You can keep Christmas, I’ll celebrate the Yule!


Many folks don’t realize this, but Christmas is a distorted echo of an ancient pagan, or witchcraft, celebration of the Winter Solstice.  The Yule, or YuleTide, was begun on or about December 25th, which is the first day that it is always possible, no matter which day the solstice falls upon, to measure the shortening of a shadow cast at noon.  The celebration lasted weeks, or even months, as the primitive people of Western Europe gathered together to face their greatest enemy, the winter.  The evergreen tree was a symbol of Life carrying on through the Death of winter.  Candles were symbols of the Sun, which made life possible.
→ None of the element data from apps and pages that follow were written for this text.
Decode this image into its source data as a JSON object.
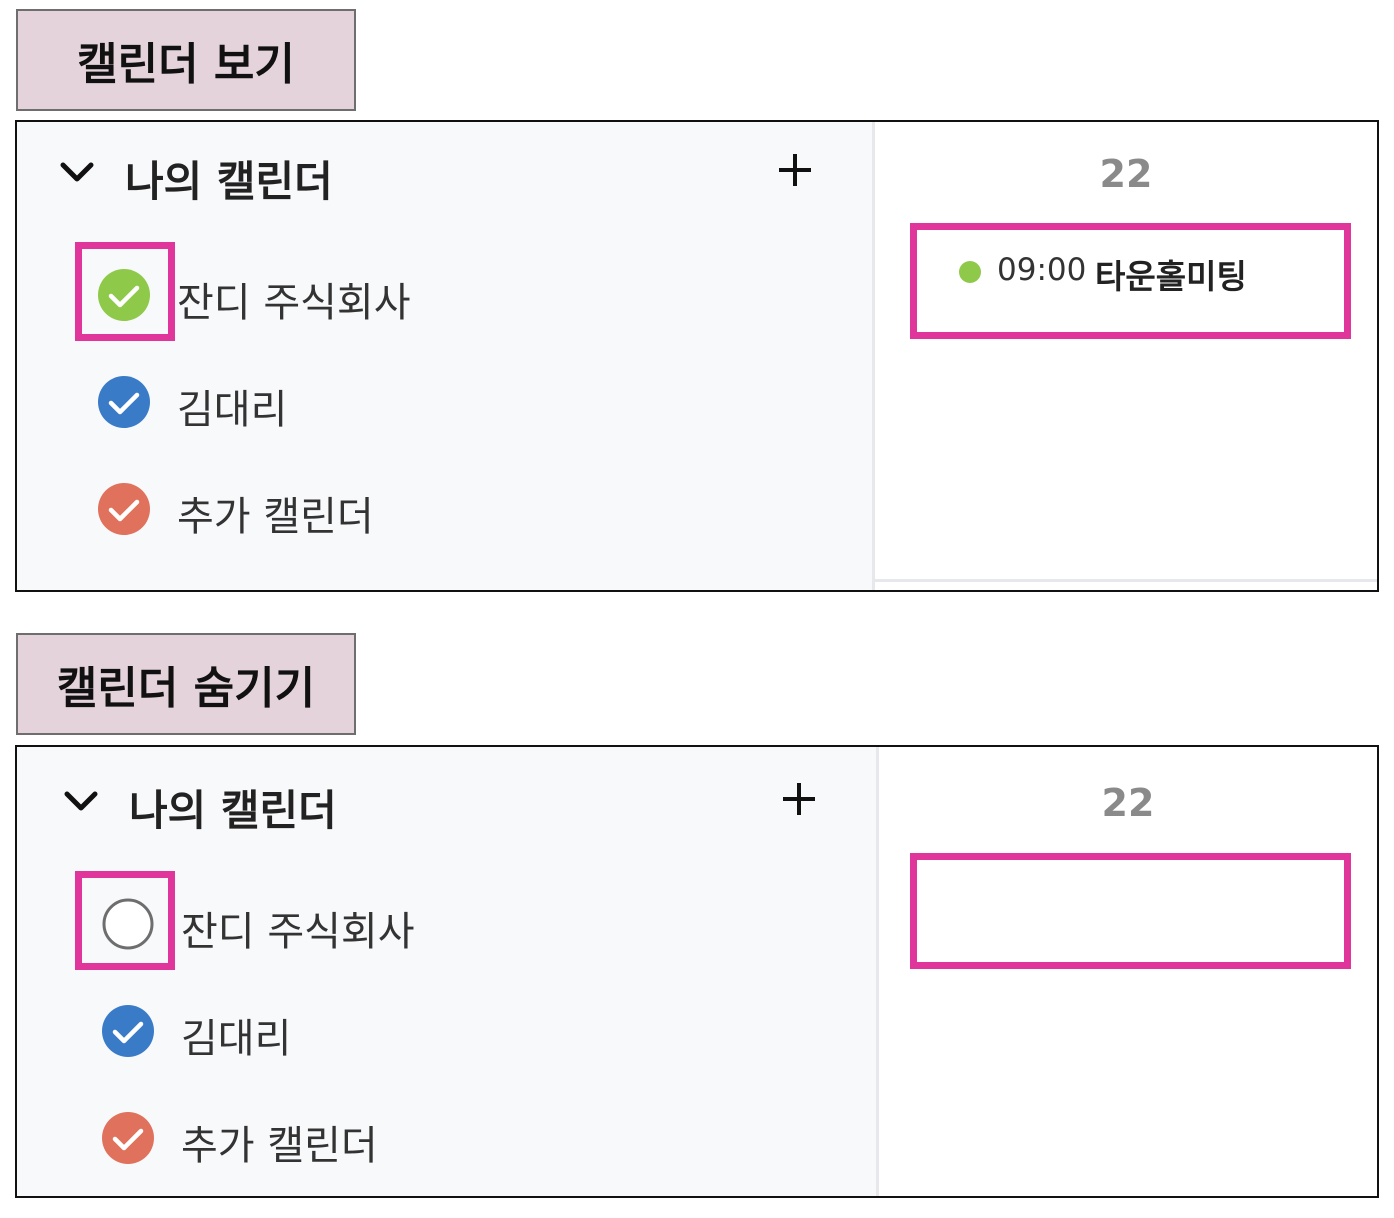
{
  "colors": {
    "highlight": "#e0359a",
    "label_bg": "#e5d3db",
    "green": "#8fc94a",
    "blue": "#3a7bc8",
    "orange": "#e0715c",
    "unchecked_ring": "#6e6e6e"
  },
  "view_section": {
    "label": "캘린더 보기",
    "panel": {
      "heading": "나의 캘린더",
      "add_icon": "plus-icon",
      "collapse_icon": "chevron-down-icon",
      "calendars": [
        {
          "label": "잔디 주식회사",
          "state": "checked",
          "color": "green"
        },
        {
          "label": "김대리",
          "state": "checked",
          "color": "blue"
        },
        {
          "label": "추가 캘린더",
          "state": "checked",
          "color": "orange"
        }
      ],
      "day": "22",
      "event": {
        "time": "09:00",
        "title": "타운홀미팅",
        "color": "green"
      }
    }
  },
  "hide_section": {
    "label": "캘린더 숨기기",
    "panel": {
      "heading": "나의 캘린더",
      "add_icon": "plus-icon",
      "collapse_icon": "chevron-down-icon",
      "calendars": [
        {
          "label": "잔디 주식회사",
          "state": "unchecked",
          "color": "green"
        },
        {
          "label": "김대리",
          "state": "checked",
          "color": "blue"
        },
        {
          "label": "추가 캘린더",
          "state": "checked",
          "color": "orange"
        }
      ],
      "day": "22"
    }
  }
}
In a time when nothing was taken for granted, and gods peopled the heavens and earth, the idea that the Sun could just keep going South was not uncommon.  To believe that the world could end up in eternal night gave great cause for celebration when it was determined that the Sun was coming back.  Because people had lots of spare time during the months of Autumn, they could make handycrafts, which they shared with each other when they gathered for YuleTide.  An animal would be slaughtered, the thinning of the stock to ensure that some survived the winter, and a feast would be held.

Thus, the traditions of the Yule have been passed down, but the celebration has been distorted by Greed.  In order to get people out shopping, buying the things that they can no longer make, decorations go up early, special occasions are held, and people are encouraged to spend money on their loved ones.  A countdown to the day is held, and the anticipation builds, aided by commercials.  When the day finally arrives, it is a let down.  Soon, people are unhappy with the whole thing, and decide to take down the festive lights.

Killing a tree every year was never part of the Yule celebration, only decorating one outdoors.  For one thing, there was no room in the huts that families shared for a tree, and the idea of killing an evergreen at that time of year was like heresy.  Gift giving was not a given, (ha ha) but no one was expecting anything.  An article that someone has worked on for hours has that persons energy in it, and it has power emotionally.  Simply handing out gifts would have diminished the impact that gifts had, I believe.

because the celebration of the Yule was so deeply ingrained in the native population of Western Europe, the Christian church gave up trying to stop the celebration, and incorporated it into the Christian calander.  Because the populous believed that the Sun was reborn at the solstice, the church held that the Son was born at that time.  (This in spite of it being generally believed by scholars at the time that Christ was born during the Spring or Summer.)  The emphasis was placed on the religious meaning of the Christian celebration, and the Yule was not mentioned.

To me, Christmas has come to represent the worst of American culture, with Greed being the major offender, followed by Materialism.  People have been lead to believe that the celebration goes on before the fact, not after, so that they will buy more.  I embrace the Yule, because it does not have the materialistic trappings, and it spans the time when it is first noticeable that the days are getting longer.  That is the promise of another Spring, and Life returning.  That, to me, is the Reason For The Season.